Data records:

========

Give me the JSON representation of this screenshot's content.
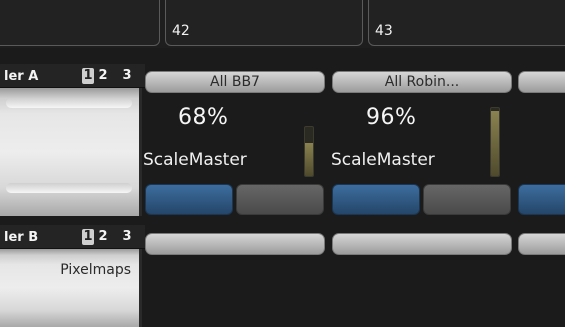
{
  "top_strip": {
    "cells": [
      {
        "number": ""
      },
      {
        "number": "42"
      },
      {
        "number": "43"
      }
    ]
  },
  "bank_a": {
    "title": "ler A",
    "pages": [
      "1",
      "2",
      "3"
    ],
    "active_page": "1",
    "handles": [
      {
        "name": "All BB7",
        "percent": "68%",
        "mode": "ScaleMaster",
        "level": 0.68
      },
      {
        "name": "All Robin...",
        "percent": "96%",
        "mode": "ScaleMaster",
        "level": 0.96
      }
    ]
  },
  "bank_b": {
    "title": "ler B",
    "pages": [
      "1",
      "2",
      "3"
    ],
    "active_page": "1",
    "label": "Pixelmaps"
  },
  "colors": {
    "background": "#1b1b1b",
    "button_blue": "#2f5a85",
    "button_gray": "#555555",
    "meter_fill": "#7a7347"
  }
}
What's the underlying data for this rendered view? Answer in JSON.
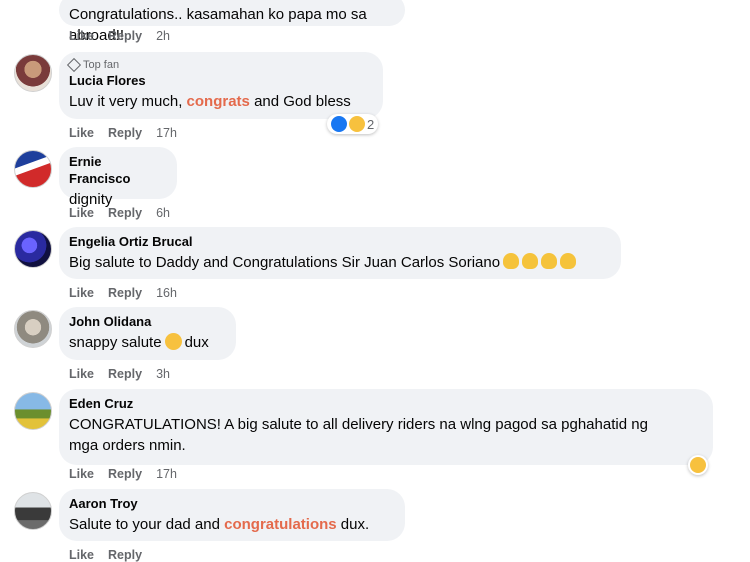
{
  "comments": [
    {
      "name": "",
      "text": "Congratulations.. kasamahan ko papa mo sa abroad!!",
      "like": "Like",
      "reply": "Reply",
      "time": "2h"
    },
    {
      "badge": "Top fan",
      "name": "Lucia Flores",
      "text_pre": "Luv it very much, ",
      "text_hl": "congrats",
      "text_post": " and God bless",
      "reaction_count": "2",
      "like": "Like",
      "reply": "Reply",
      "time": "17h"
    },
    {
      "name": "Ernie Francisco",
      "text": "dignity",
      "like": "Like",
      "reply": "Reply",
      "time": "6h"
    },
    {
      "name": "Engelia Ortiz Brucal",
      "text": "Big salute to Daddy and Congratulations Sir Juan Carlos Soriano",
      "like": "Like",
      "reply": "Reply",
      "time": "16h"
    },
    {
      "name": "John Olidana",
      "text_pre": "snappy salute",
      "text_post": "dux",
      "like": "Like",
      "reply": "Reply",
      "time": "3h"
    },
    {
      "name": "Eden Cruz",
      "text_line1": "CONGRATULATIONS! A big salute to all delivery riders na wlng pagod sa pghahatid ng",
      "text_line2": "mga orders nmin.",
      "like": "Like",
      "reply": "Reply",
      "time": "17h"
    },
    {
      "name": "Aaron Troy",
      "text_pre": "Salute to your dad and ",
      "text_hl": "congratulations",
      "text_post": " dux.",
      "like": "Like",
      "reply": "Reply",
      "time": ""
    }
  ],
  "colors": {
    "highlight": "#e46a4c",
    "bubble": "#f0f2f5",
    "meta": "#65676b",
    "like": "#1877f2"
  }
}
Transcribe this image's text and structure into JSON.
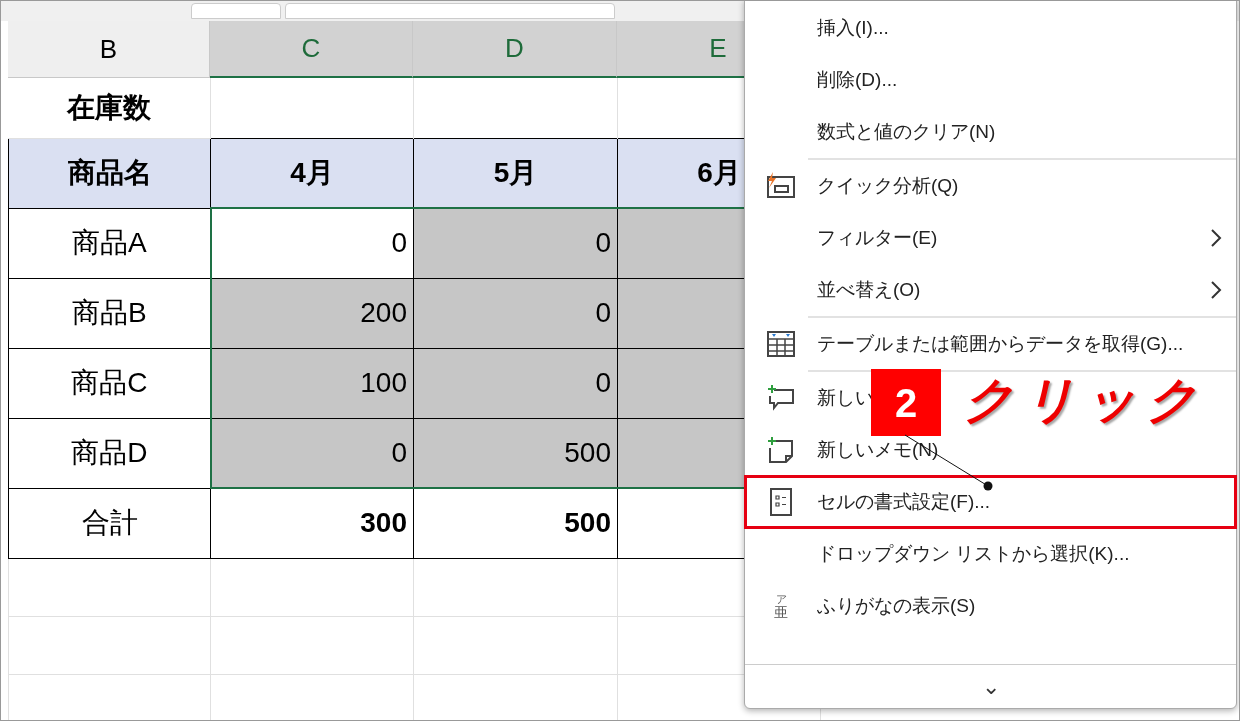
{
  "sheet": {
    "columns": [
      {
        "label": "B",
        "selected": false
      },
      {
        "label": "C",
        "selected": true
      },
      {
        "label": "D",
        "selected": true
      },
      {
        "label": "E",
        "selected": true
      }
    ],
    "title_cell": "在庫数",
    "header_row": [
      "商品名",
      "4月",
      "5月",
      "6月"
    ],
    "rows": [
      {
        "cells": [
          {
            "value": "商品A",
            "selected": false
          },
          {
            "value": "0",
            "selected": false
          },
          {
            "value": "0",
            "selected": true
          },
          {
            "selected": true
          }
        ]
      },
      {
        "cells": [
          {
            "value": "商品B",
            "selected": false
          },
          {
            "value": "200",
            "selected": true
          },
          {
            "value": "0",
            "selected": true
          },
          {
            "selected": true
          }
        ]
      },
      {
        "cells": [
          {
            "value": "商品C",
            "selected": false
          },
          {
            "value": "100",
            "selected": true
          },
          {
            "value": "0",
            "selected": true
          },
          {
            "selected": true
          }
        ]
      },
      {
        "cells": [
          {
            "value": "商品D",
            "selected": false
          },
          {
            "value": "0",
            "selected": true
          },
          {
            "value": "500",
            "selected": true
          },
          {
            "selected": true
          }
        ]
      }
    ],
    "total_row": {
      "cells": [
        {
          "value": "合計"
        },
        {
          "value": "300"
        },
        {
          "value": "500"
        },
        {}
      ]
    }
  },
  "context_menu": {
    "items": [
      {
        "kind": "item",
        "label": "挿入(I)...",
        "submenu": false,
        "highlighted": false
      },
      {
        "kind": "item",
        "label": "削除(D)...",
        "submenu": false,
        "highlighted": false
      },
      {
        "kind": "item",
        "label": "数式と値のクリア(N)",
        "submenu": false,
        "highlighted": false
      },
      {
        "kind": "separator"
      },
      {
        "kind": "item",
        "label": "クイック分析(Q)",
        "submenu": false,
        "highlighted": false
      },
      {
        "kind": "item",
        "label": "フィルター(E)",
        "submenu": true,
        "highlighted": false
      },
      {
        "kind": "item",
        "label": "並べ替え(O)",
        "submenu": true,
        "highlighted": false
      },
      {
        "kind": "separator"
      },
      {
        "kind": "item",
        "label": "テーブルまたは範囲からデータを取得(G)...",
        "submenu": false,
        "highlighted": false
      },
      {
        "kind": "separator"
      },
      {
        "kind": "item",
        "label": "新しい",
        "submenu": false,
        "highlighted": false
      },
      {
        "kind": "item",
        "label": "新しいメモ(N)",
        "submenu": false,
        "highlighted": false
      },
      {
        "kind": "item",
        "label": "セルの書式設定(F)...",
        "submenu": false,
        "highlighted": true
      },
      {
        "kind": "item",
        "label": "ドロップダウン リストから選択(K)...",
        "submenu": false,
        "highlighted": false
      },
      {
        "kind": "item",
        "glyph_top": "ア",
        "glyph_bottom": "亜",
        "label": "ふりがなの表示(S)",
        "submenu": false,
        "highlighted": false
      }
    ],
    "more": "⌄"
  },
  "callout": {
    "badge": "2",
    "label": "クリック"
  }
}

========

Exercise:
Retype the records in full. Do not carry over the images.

Task output:
Give me the JSON representation of this screenshot's content.
{
  "top_strip": {
    "cells": [
      {
        "number": ""
      },
      {
        "number": "42"
      },
      {
        "number": "43"
      }
    ]
  },
  "bank_a": {
    "title": "ler A",
    "pages": [
      "1",
      "2",
      "3"
    ],
    "active_page": "1",
    "handles": [
      {
        "name": "All BB7",
        "percent": "68%",
        "mode": "ScaleMaster",
        "level": 0.68
      },
      {
        "name": "All Robin...",
        "percent": "96%",
        "mode": "ScaleMaster",
        "level": 0.96
      }
    ]
  },
  "bank_b": {
    "title": "ler B",
    "pages": [
      "1",
      "2",
      "3"
    ],
    "active_page": "1",
    "label": "Pixelmaps"
  },
  "colors": {
    "background": "#1b1b1b",
    "button_blue": "#2f5a85",
    "button_gray": "#555555",
    "meter_fill": "#7a7347"
  }
}
What's the underlying data for this rendered view? Answer in JSON.
{
  "comments": [
    {
      "name": "",
      "text": "Congratulations.. kasamahan ko papa mo sa abroad!!",
      "like": "Like",
      "reply": "Reply",
      "time": "2h"
    },
    {
      "badge": "Top fan",
      "name": "Lucia Flores",
      "text_pre": "Luv it very much, ",
      "text_hl": "congrats",
      "text_post": " and God bless",
      "reaction_count": "2",
      "like": "Like",
      "reply": "Reply",
      "time": "17h"
    },
    {
      "name": "Ernie Francisco",
      "text": "dignity",
      "like": "Like",
      "reply": "Reply",
      "time": "6h"
    },
    {
      "name": "Engelia Ortiz Brucal",
      "text": "Big salute to Daddy and Congratulations Sir Juan Carlos Soriano",
      "like": "Like",
      "reply": "Reply",
      "time": "16h"
    },
    {
      "name": "John Olidana",
      "text_pre": "snappy salute",
      "text_post": "dux",
      "like": "Like",
      "reply": "Reply",
      "time": "3h"
    },
    {
      "name": "Eden Cruz",
      "text_line1": "CONGRATULATIONS! A big salute to all delivery riders na wlng pagod sa pghahatid ng",
      "text_line2": "mga orders nmin.",
      "like": "Like",
      "reply": "Reply",
      "time": "17h"
    },
    {
      "name": "Aaron Troy",
      "text_pre": "Salute to your dad and ",
      "text_hl": "congratulations",
      "text_post": " dux.",
      "like": "Like",
      "reply": "Reply",
      "time": ""
    }
  ],
  "colors": {
    "highlight": "#e46a4c",
    "bubble": "#f0f2f5",
    "meta": "#65676b",
    "like": "#1877f2"
  }
}
Transcribe this image's text and structure into JSON.
{
  "sheet": {
    "columns": [
      {
        "label": "B",
        "selected": false
      },
      {
        "label": "C",
        "selected": true
      },
      {
        "label": "D",
        "selected": true
      },
      {
        "label": "E",
        "selected": true
      }
    ],
    "title_cell": "在庫数",
    "header_row": [
      "商品名",
      "4月",
      "5月",
      "6月"
    ],
    "rows": [
      {
        "cells": [
          {
            "value": "商品A",
            "selected": false
          },
          {
            "value": "0",
            "selected": false
          },
          {
            "value": "0",
            "selected": true
          },
          {
            "selected": true
          }
        ]
      },
      {
        "cells": [
          {
            "value": "商品B",
            "selected": false
          },
          {
            "value": "200",
            "selected": true
          },
          {
            "value": "0",
            "selected": true
          },
          {
            "selected": true
          }
        ]
      },
      {
        "cells": [
          {
            "value": "商品C",
            "selected": false
          },
          {
            "value": "100",
            "selected": true
          },
          {
            "value": "0",
            "selected": true
          },
          {
            "selected": true
          }
        ]
      },
      {
        "cells": [
          {
            "value": "商品D",
            "selected": false
          },
          {
            "value": "0",
            "selected": true
          },
          {
            "value": "500",
            "selected": true
          },
          {
            "selected": true
          }
        ]
      }
    ],
    "total_row": {
      "cells": [
        {
          "value": "合計"
        },
        {
          "value": "300"
        },
        {
          "value": "500"
        },
        {}
      ]
    }
  },
  "context_menu": {
    "items": [
      {
        "kind": "item",
        "label": "挿入(I)...",
        "submenu": false,
        "highlighted": false
      },
      {
        "kind": "item",
        "label": "削除(D)...",
        "submenu": false,
        "highlighted": false
      },
      {
        "kind": "item",
        "label": "数式と値のクリア(N)",
        "submenu": false,
        "highlighted": false
      },
      {
        "kind": "separator"
      },
      {
        "kind": "item",
        "label": "クイック分析(Q)",
        "submenu": false,
        "highlighted": false
      },
      {
        "kind": "item",
        "label": "フィルター(E)",
        "submenu": true,
        "highlighted": false
      },
      {
        "kind": "item",
        "label": "並べ替え(O)",
        "submenu": true,
        "highlighted": false
      },
      {
        "kind": "separator"
      },
      {
        "kind": "item",
        "label": "テーブルまたは範囲からデータを取得(G)...",
        "submenu": false,
        "highlighted": false
      },
      {
        "kind": "separator"
      },
      {
        "kind": "item",
        "label": "新しい",
        "submenu": false,
        "highlighted": false
      },
      {
        "kind": "item",
        "label": "新しいメモ(N)",
        "submenu": false,
        "highlighted": false
      },
      {
        "kind": "item",
        "label": "セルの書式設定(F)...",
        "submenu": false,
        "highlighted": true
      },
      {
        "kind": "item",
        "label": "ドロップダウン リストから選択(K)...",
        "submenu": false,
        "highlighted": false
      },
      {
        "kind": "item",
        "glyph_top": "ア",
        "glyph_bottom": "亜",
        "label": "ふりがなの表示(S)",
        "submenu": false,
        "highlighted": false
      }
    ],
    "more": "⌄"
  },
  "callout": {
    "badge": "2",
    "label": "クリック"
  }
}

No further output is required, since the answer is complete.